The view out of Rachel Mohler’s kitchen window is so picturesque that it should be a painting—in fact, it is a painting. Or, should we say, it is many paintings. Rachel has painted that ever-changing view nearly a hundred times since her resolution to complete a painting-a-day started on January 1, 2017.
Her New Year’s Resolution had no real rules, so Rachel kept it seemingly simple, painting the view from the picture window in her new home on the mountain in Sabillasville. Each day she paints a unique rendition of the scene on a new 2×3 inch piece of gesso board.
The goal of a resolution is often measured in quantity, like counting calories or losing weight, or an absence of quantity, like stopping a bad habit or abstaining from eating a certain food. Rachel’s resolution seemed to be of the first variety, simple arithmetic—a painting a day.
In fact, Rachel’s resolution took on a life of its own, complete with the emotion of changing moods in the weather; the changing perceptions of the scene by Rachel, her children, and her husband; and the lessons of attention to detail: appreciation of nature, awe of the grand order of the world, rhythm and changing palette of the seasons, ebb and flow of life, happiness about being part of something grand, and peace in new inspiration.
Rachel has captured the scene at the birth of sunrise, the rest of sunset, the blanketing of snow, the cloak of fog, the bathing of sun, the cleansing of rain, and amidst the demand of storm. She said, “Sometimes the fog goes on for days, but then you realize, the color of the fog is changing depending on what’s going on above the fog.”
In the first two weeks, she painted with her usual watercolor but couldn’t quite capture the beauty of the images as well as she wanted, so she switched to oil paint. Feeling somewhat intimidated by oils, Rachel told herself, “Just do it. That’s how you’re going to learn.” So, she completed her first-ever oil paintings.
As the days progressed, Rachel noticed involvement by her children. “They’re seeing when the clouds are pink, the sky is green, there’s a rainbow.” At one point, her daughter Saige (turning five in June), joined the project and completed her own watercolor paintings on small pieces of hand-torn paper.
With a five-year-old (Saige), a three-year-old (Atlas), and a one-year-old (Wren), the mom artist was bound to battle the demands for her time, and family comes first—as it should. This winter, one family member after another battled sickness, as strep, flu, pink eye, and fever swept through the family. Because of this, Rachel was not able to meet the painting-a-day demand.

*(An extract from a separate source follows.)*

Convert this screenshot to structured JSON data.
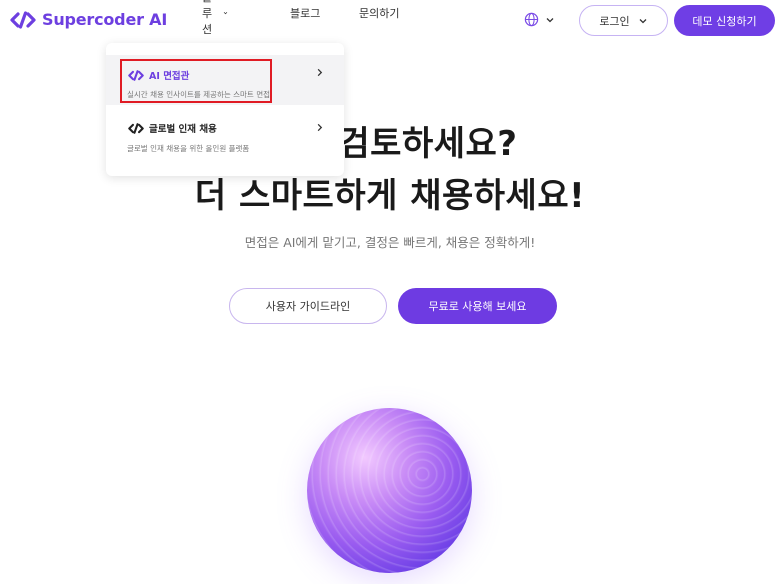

Reconciling what could be construed as a failure, Rachel was able to give herself a break after talking to her husband, Brian, and her mother, Linda Faulkner, who are very supportive of her. Her mother, who is also an artist, told Rachel, “If you had a friend who went on a diet and fell off the wagon a bit but still was making progress, would you call her a failure?”
Rachel surmised, ”If I can just give myself some grace, it’ll be okay.” So, she paints when she can.
Having never done a daily or a long-term goal project, Rachel quickly streamlined her painting processes. She takes photos of the view with her phone. Her choice of 2×3 inch gesso boards was really a matter of convenience. With three youngsters, she needed her studio to be at-the-ready when the opportunity to paint presented itself. Therefore, she owns a small travel portfolio case that, when unzipped, has all supplies handy, including pens, pre-cut boards, her brushes, and a small old tobacco tin that she purchased from the Emmitsburg Antique Mall, used as her paint box so her paints don’t dry out.
The many paintings that Rachel has completed so far are displayed on the wall next to the family’s dining room table. Some look like photographs. Each painting is different.
There is one painting that Rachel does not like. She has repainted it several times. The image was from Valentine’s Day morning. Rachel explained, “It was the most beautiful sunrise ever. The sun shone like a spotlight into the sky on the clouds. I just cannot capture the light of the clouds. I can’t even count how many times I’ve started that one over. I just don’t have the skill to capture it yet.” Undeterred, Rachel aspired, “It will make me feel better once I’ve conquered it.”
Read more about Rachel’s story and her painting-a-day resolution results at the end of this year in The Catoctin Banner Newspaper. To see postings of Rachel’s paintings visit Instagram.com/rhmohler and facebook.com/rhmohler.